**To do**
Copy the entries exactly, leaving out nothing.

**Input data**
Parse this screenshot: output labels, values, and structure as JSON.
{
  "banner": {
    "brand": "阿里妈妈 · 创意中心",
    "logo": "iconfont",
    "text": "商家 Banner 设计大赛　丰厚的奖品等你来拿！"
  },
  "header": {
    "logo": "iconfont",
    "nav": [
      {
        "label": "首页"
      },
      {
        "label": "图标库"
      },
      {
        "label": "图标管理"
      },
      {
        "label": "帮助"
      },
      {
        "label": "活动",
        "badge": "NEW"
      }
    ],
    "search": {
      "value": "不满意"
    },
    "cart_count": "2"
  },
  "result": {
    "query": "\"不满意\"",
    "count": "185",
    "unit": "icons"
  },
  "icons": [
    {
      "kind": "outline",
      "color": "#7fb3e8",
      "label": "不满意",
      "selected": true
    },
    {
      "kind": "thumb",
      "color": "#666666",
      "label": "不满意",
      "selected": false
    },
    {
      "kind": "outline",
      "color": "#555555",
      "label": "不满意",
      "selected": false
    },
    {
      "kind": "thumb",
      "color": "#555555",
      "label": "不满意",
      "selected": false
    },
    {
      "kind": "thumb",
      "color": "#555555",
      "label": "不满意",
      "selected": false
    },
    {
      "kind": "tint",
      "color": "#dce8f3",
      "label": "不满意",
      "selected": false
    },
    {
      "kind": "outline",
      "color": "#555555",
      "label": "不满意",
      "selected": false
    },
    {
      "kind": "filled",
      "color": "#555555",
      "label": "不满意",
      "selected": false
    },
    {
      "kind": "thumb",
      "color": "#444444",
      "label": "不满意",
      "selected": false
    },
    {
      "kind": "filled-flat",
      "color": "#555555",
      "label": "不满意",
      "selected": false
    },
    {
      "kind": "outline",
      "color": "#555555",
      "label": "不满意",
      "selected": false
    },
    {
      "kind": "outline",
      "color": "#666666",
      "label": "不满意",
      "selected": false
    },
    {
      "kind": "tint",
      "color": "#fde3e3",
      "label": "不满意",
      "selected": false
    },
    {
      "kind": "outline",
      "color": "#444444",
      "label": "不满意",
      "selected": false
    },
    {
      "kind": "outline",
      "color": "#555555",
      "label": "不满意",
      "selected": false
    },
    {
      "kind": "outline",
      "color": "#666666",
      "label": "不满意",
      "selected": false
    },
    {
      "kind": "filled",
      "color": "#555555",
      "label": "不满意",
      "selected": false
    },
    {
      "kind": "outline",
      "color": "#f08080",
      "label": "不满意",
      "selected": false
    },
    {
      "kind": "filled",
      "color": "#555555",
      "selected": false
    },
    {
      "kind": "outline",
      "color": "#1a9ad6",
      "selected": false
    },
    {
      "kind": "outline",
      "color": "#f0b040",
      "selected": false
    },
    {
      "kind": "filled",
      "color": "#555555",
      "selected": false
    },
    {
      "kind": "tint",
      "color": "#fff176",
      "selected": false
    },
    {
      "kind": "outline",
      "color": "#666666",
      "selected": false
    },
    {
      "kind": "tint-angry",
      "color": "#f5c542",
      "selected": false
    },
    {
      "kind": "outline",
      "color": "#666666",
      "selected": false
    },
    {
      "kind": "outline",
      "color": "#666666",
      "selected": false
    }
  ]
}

**Result of this exercise**
Parse this screenshot: output labels, values, and structure as JSON.
{
  "banner": {
    "brand": "阿里妈妈 · 创意中心",
    "logo": "iconfont",
    "text": "商家 Banner 设计大赛　丰厚的奖品等你来拿！"
  },
  "header": {
    "logo": "iconfont",
    "nav": [
      {
        "label": "首页"
      },
      {
        "label": "图标库"
      },
      {
        "label": "图标管理"
      },
      {
        "label": "帮助"
      },
      {
        "label": "活动",
        "badge": "NEW"
      }
    ],
    "search": {
      "value": "不满意"
    },
    "cart_count": "2"
  },
  "result": {
    "query": "\"不满意\"",
    "count": "185",
    "unit": "icons"
  },
  "icons": [
    {
      "kind": "outline",
      "color": "#7fb3e8",
      "label": "不满意",
      "selected": true
    },
    {
      "kind": "thumb",
      "color": "#666666",
      "label": "不满意",
      "selected": false
    },
    {
      "kind": "outline",
      "color": "#555555",
      "label": "不满意",
      "selected": false
    },
    {
      "kind": "thumb",
      "color": "#555555",
      "label": "不满意",
      "selected": false
    },
    {
      "kind": "thumb",
      "color": "#555555",
      "label": "不满意",
      "selected": false
    },
    {
      "kind": "tint",
      "color": "#dce8f3",
      "label": "不满意",
      "selected": false
    },
    {
      "kind": "outline",
      "color": "#555555",
      "label": "不满意",
      "selected": false
    },
    {
      "kind": "filled",
      "color": "#555555",
      "label": "不满意",
      "selected": false
    },
    {
      "kind": "thumb",
      "color": "#444444",
      "label": "不满意",
      "selected": false
    },
    {
      "kind": "filled-flat",
      "color": "#555555",
      "label": "不满意",
      "selected": false
    },
    {
      "kind": "outline",
      "color": "#555555",
      "label": "不满意",
      "selected": false
    },
    {
      "kind": "outline",
      "color": "#666666",
      "label": "不满意",
      "selected": false
    },
    {
      "kind": "tint",
      "color": "#fde3e3",
      "label": "不满意",
      "selected": false
    },
    {
      "kind": "outline",
      "color": "#444444",
      "label": "不满意",
      "selected": false
    },
    {
      "kind": "outline",
      "color": "#555555",
      "label": "不满意",
      "selected": false
    },
    {
      "kind": "outline",
      "color": "#666666",
      "label": "不满意",
      "selected": false
    },
    {
      "kind": "filled",
      "color": "#555555",
      "label": "不满意",
      "selected": false
    },
    {
      "kind": "outline",
      "color": "#f08080",
      "label": "不满意",
      "selected": false
    },
    {
      "kind": "filled",
      "color": "#555555",
      "selected": false
    },
    {
      "kind": "outline",
      "color": "#1a9ad6",
      "selected": false
    },
    {
      "kind": "outline",
      "color": "#f0b040",
      "selected": false
    },
    {
      "kind": "filled",
      "color": "#555555",
      "selected": false
    },
    {
      "kind": "tint",
      "color": "#fff176",
      "selected": false
    },
    {
      "kind": "outline",
      "color": "#666666",
      "selected": false
    },
    {
      "kind": "tint-angry",
      "color": "#f5c542",
      "selected": false
    },
    {
      "kind": "outline",
      "color": "#666666",
      "selected": false
    },
    {
      "kind": "outline",
      "color": "#666666",
      "selected": false
    }
  ]
}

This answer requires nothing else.